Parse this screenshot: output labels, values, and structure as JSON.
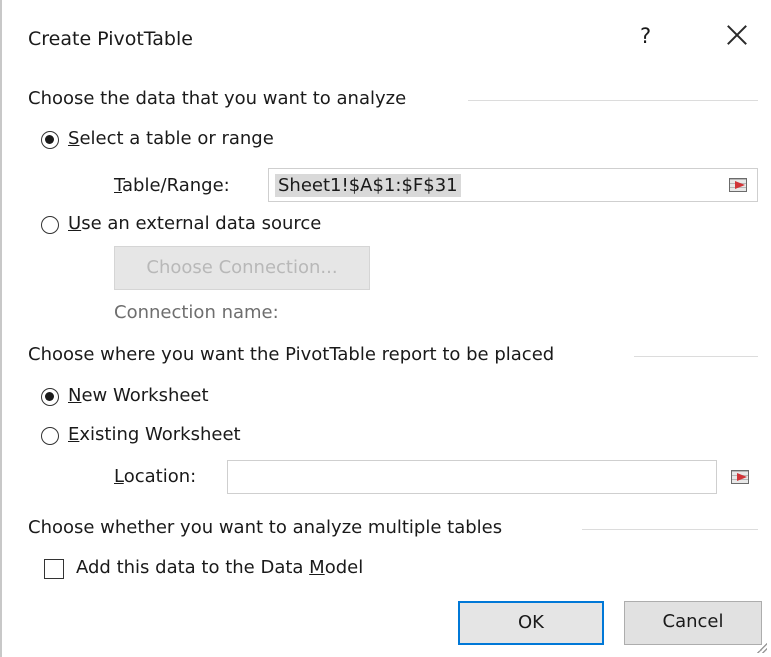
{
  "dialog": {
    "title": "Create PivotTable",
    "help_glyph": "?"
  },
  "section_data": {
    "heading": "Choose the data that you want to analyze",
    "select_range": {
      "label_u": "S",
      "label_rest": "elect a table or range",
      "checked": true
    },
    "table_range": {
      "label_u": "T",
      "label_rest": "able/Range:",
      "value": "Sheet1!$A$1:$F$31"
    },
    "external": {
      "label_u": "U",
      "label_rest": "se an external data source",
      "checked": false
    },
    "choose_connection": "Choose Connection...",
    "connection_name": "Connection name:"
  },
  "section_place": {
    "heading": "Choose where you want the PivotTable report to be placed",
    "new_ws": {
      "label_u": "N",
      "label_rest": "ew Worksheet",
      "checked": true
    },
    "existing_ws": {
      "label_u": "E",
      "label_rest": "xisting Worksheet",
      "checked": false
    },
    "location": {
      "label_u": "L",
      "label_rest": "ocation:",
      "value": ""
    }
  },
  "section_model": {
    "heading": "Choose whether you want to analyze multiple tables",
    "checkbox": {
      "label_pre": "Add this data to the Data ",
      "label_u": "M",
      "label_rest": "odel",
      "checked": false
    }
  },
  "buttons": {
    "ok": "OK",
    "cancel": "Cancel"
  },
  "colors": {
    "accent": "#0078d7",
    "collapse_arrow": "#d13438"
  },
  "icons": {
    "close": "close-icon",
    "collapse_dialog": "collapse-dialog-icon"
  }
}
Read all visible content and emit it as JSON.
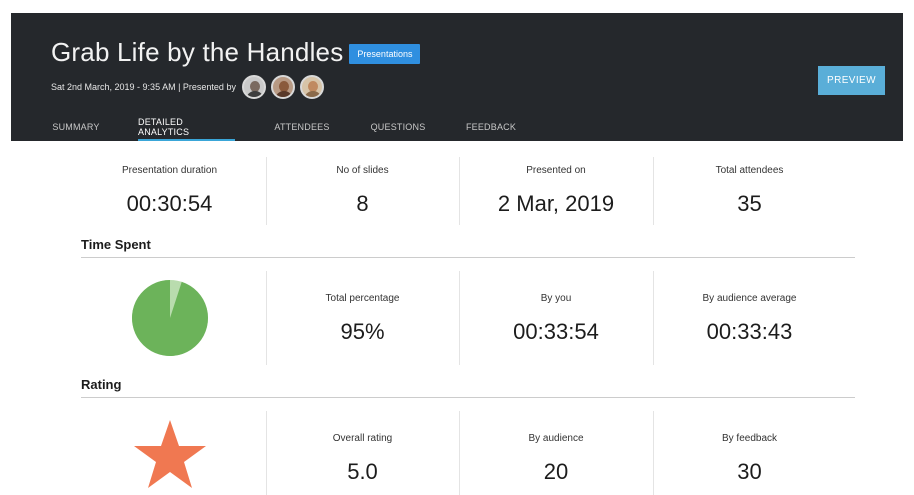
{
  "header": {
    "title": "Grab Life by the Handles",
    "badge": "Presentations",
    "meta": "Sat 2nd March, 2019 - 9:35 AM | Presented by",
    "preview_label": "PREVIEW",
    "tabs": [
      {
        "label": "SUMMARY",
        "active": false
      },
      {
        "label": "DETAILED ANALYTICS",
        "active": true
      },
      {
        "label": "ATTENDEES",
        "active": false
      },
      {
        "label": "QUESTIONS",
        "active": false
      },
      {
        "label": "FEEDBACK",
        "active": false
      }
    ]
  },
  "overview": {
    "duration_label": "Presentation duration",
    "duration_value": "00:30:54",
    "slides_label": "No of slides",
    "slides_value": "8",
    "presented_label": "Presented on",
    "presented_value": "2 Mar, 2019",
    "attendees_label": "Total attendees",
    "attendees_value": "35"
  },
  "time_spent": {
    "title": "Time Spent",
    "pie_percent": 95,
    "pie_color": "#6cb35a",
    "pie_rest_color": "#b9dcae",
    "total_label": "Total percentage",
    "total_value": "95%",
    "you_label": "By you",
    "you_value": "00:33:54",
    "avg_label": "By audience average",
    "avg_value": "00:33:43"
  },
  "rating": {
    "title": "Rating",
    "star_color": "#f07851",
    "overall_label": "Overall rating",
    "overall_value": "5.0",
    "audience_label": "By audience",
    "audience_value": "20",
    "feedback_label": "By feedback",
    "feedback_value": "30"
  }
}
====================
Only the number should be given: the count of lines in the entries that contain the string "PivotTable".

### Exercise answer
2